Start of Source records
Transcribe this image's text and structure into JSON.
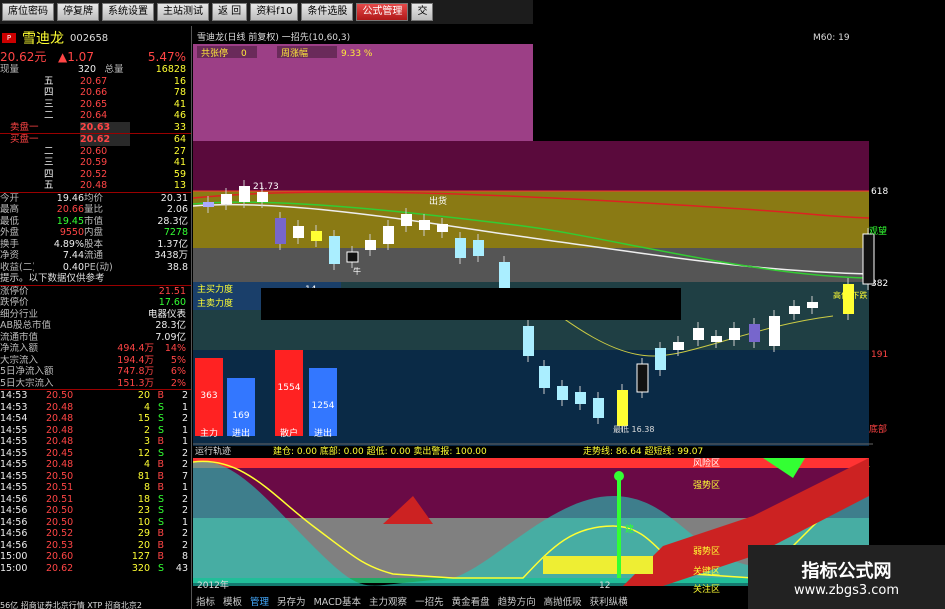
{
  "toolbar": {
    "buttons": [
      "席位密码",
      "停复牌",
      "系统设置",
      "主站测试",
      "返 回",
      "资料f10",
      "条件选股",
      "公式管理",
      "交"
    ],
    "active_index": 7
  },
  "stock": {
    "name": "雪迪龙",
    "code": "002658",
    "price": "20.62元",
    "change": "▲1.07",
    "pct": "5.47%",
    "now_label": "现量",
    "now": "320",
    "total_label": "总量",
    "total": "16828"
  },
  "asks": [
    [
      "五",
      "20.67",
      "16"
    ],
    [
      "四",
      "20.66",
      "78"
    ],
    [
      "三",
      "20.65",
      "41"
    ],
    [
      "二",
      "20.64",
      "46"
    ],
    [
      "卖盘一",
      "20.63",
      "33"
    ]
  ],
  "bids": [
    [
      "买盘一",
      "20.62",
      "64"
    ],
    [
      "二",
      "20.60",
      "27"
    ],
    [
      "三",
      "20.59",
      "41"
    ],
    [
      "四",
      "20.52",
      "59"
    ],
    [
      "五",
      "20.48",
      "13"
    ]
  ],
  "stats": [
    [
      "今开",
      "19.46",
      "均价",
      "20.31"
    ],
    [
      "最高",
      "20.66",
      "量比",
      "2.06"
    ],
    [
      "最低",
      "19.45",
      "市值",
      "28.3亿"
    ],
    [
      "外盘",
      "9550",
      "内盘",
      "7278"
    ],
    [
      "换手",
      "4.89%",
      "股本",
      "1.37亿"
    ],
    [
      "净资",
      "7.44",
      "流通",
      "3438万"
    ],
    [
      "收益(二)",
      "0.40",
      "PE(动)",
      "38.8"
    ]
  ],
  "tip": "提示。以下数据仅供参考",
  "info": [
    [
      "涨停价",
      "21.51"
    ],
    [
      "跌停价",
      "17.60"
    ],
    [
      "细分行业",
      "电器仪表"
    ],
    [
      "AB股总市值",
      "28.3亿"
    ],
    [
      "流通市值",
      "7.09亿"
    ],
    [
      "净流入额",
      "494.4万",
      "14%"
    ],
    [
      "大宗流入",
      "194.4万",
      "5%"
    ],
    [
      "5日净流入额",
      "747.8万",
      "6%"
    ],
    [
      "5日大宗流入",
      "151.3万",
      "2%"
    ]
  ],
  "ticks": [
    [
      "14:53",
      "20.50",
      "20",
      "B",
      "2"
    ],
    [
      "14:53",
      "20.48",
      "4",
      "S",
      "1"
    ],
    [
      "14:54",
      "20.48",
      "15",
      "S",
      "2"
    ],
    [
      "14:55",
      "20.48",
      "2",
      "S",
      "1"
    ],
    [
      "14:55",
      "20.48",
      "3",
      "B",
      "1"
    ],
    [
      "14:55",
      "20.45",
      "12",
      "S",
      "2"
    ],
    [
      "14:55",
      "20.48",
      "4",
      "B",
      "2"
    ],
    [
      "14:55",
      "20.50",
      "81",
      "B",
      "7"
    ],
    [
      "14:55",
      "20.51",
      "8",
      "B",
      "1"
    ],
    [
      "14:56",
      "20.51",
      "18",
      "S",
      "2"
    ],
    [
      "14:56",
      "20.50",
      "23",
      "S",
      "2"
    ],
    [
      "14:56",
      "20.50",
      "10",
      "S",
      "1"
    ],
    [
      "14:56",
      "20.52",
      "29",
      "B",
      "2"
    ],
    [
      "14:56",
      "20.53",
      "20",
      "B",
      "2"
    ],
    [
      "15:00",
      "20.60",
      "127",
      "B",
      "8"
    ],
    [
      "15:00",
      "20.62",
      "320",
      "S",
      "43"
    ]
  ],
  "status": "56亿 招商证券北京行情 XTP 招商北京2",
  "chart": {
    "title": "雪迪龙(日线 前复权)  一招先(10,60,3)",
    "m60": "M60: 19",
    "tag1": "共张停",
    "tag1v": "0",
    "tag2": "周涨幅",
    "tag2v": "9.33  %",
    "price_hi": "21.73",
    "lbl_618": "618",
    "lbl_382": "382",
    "lbl_191": "191",
    "label_chuhuo": "出货",
    "label_guanwang": "观望",
    "label_gaowei": "高位 下跌",
    "label_dibu": "底部",
    "label_niu": "牛",
    "label_low": "最低 16.38",
    "force1": "主买力度",
    "force1v": "14",
    "force2": "主卖力度",
    "bars": [
      {
        "label": "主力",
        "v": "363"
      },
      {
        "label": "进出",
        "v": "169"
      },
      {
        "label": "散户",
        "v": "1554"
      },
      {
        "label": "进出",
        "v": "1254"
      }
    ],
    "osc_title": "运行轨迹",
    "osc_vals": "建仓: 0.00  底部: 0.00  超低: 0.00  卖出警报: 100.00",
    "osc_vals2": "走势线: 86.64  超短线: 99.07",
    "zones": [
      "风险区",
      "强势区",
      "弱势区",
      "关键区",
      "关注区"
    ],
    "zone_jian": "建",
    "xlabels": [
      "2012年",
      "12"
    ]
  },
  "tabs": [
    "指标",
    "模板",
    "管理",
    "另存为",
    "MACD基本",
    "主力观察",
    "一招先",
    "黄金看盘",
    "趋势方向",
    "高抛低吸",
    "获利纵横"
  ],
  "tab_active": 2,
  "watermark": {
    "line1": "指标公式网",
    "line2": "www.zbgs3.com"
  }
}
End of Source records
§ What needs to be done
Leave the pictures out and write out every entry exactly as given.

§ Reply to the exercise
Transcribe this image's text and structure into JSON.
{
  "toolbar": {
    "buttons": [
      "席位密码",
      "停复牌",
      "系统设置",
      "主站测试",
      "返 回",
      "资料f10",
      "条件选股",
      "公式管理",
      "交"
    ],
    "active_index": 7
  },
  "stock": {
    "name": "雪迪龙",
    "code": "002658",
    "price": "20.62元",
    "change": "▲1.07",
    "pct": "5.47%",
    "now_label": "现量",
    "now": "320",
    "total_label": "总量",
    "total": "16828"
  },
  "asks": [
    [
      "五",
      "20.67",
      "16"
    ],
    [
      "四",
      "20.66",
      "78"
    ],
    [
      "三",
      "20.65",
      "41"
    ],
    [
      "二",
      "20.64",
      "46"
    ],
    [
      "卖盘一",
      "20.63",
      "33"
    ]
  ],
  "bids": [
    [
      "买盘一",
      "20.62",
      "64"
    ],
    [
      "二",
      "20.60",
      "27"
    ],
    [
      "三",
      "20.59",
      "41"
    ],
    [
      "四",
      "20.52",
      "59"
    ],
    [
      "五",
      "20.48",
      "13"
    ]
  ],
  "stats": [
    [
      "今开",
      "19.46",
      "均价",
      "20.31"
    ],
    [
      "最高",
      "20.66",
      "量比",
      "2.06"
    ],
    [
      "最低",
      "19.45",
      "市值",
      "28.3亿"
    ],
    [
      "外盘",
      "9550",
      "内盘",
      "7278"
    ],
    [
      "换手",
      "4.89%",
      "股本",
      "1.37亿"
    ],
    [
      "净资",
      "7.44",
      "流通",
      "3438万"
    ],
    [
      "收益(二)",
      "0.40",
      "PE(动)",
      "38.8"
    ]
  ],
  "tip": "提示。以下数据仅供参考",
  "info": [
    [
      "涨停价",
      "21.51"
    ],
    [
      "跌停价",
      "17.60"
    ],
    [
      "细分行业",
      "电器仪表"
    ],
    [
      "AB股总市值",
      "28.3亿"
    ],
    [
      "流通市值",
      "7.09亿"
    ],
    [
      "净流入额",
      "494.4万",
      "14%"
    ],
    [
      "大宗流入",
      "194.4万",
      "5%"
    ],
    [
      "5日净流入额",
      "747.8万",
      "6%"
    ],
    [
      "5日大宗流入",
      "151.3万",
      "2%"
    ]
  ],
  "ticks": [
    [
      "14:53",
      "20.50",
      "20",
      "B",
      "2"
    ],
    [
      "14:53",
      "20.48",
      "4",
      "S",
      "1"
    ],
    [
      "14:54",
      "20.48",
      "15",
      "S",
      "2"
    ],
    [
      "14:55",
      "20.48",
      "2",
      "S",
      "1"
    ],
    [
      "14:55",
      "20.48",
      "3",
      "B",
      "1"
    ],
    [
      "14:55",
      "20.45",
      "12",
      "S",
      "2"
    ],
    [
      "14:55",
      "20.48",
      "4",
      "B",
      "2"
    ],
    [
      "14:55",
      "20.50",
      "81",
      "B",
      "7"
    ],
    [
      "14:55",
      "20.51",
      "8",
      "B",
      "1"
    ],
    [
      "14:56",
      "20.51",
      "18",
      "S",
      "2"
    ],
    [
      "14:56",
      "20.50",
      "23",
      "S",
      "2"
    ],
    [
      "14:56",
      "20.50",
      "10",
      "S",
      "1"
    ],
    [
      "14:56",
      "20.52",
      "29",
      "B",
      "2"
    ],
    [
      "14:56",
      "20.53",
      "20",
      "B",
      "2"
    ],
    [
      "15:00",
      "20.60",
      "127",
      "B",
      "8"
    ],
    [
      "15:00",
      "20.62",
      "320",
      "S",
      "43"
    ]
  ],
  "status": "56亿 招商证券北京行情 XTP 招商北京2",
  "chart": {
    "title": "雪迪龙(日线 前复权)  一招先(10,60,3)",
    "m60": "M60: 19",
    "tag1": "共张停",
    "tag1v": "0",
    "tag2": "周涨幅",
    "tag2v": "9.33  %",
    "price_hi": "21.73",
    "lbl_618": "618",
    "lbl_382": "382",
    "lbl_191": "191",
    "label_chuhuo": "出货",
    "label_guanwang": "观望",
    "label_gaowei": "高位 下跌",
    "label_dibu": "底部",
    "label_niu": "牛",
    "label_low": "最低 16.38",
    "force1": "主买力度",
    "force1v": "14",
    "force2": "主卖力度",
    "bars": [
      {
        "label": "主力",
        "v": "363"
      },
      {
        "label": "进出",
        "v": "169"
      },
      {
        "label": "散户",
        "v": "1554"
      },
      {
        "label": "进出",
        "v": "1254"
      }
    ],
    "osc_title": "运行轨迹",
    "osc_vals": "建仓: 0.00  底部: 0.00  超低: 0.00  卖出警报: 100.00",
    "osc_vals2": "走势线: 86.64  超短线: 99.07",
    "zones": [
      "风险区",
      "强势区",
      "弱势区",
      "关键区",
      "关注区"
    ],
    "zone_jian": "建",
    "xlabels": [
      "2012年",
      "12"
    ]
  },
  "tabs": [
    "指标",
    "模板",
    "管理",
    "另存为",
    "MACD基本",
    "主力观察",
    "一招先",
    "黄金看盘",
    "趋势方向",
    "高抛低吸",
    "获利纵横"
  ],
  "tab_active": 2,
  "watermark": {
    "line1": "指标公式网",
    "line2": "www.zbgs3.com"
  }
}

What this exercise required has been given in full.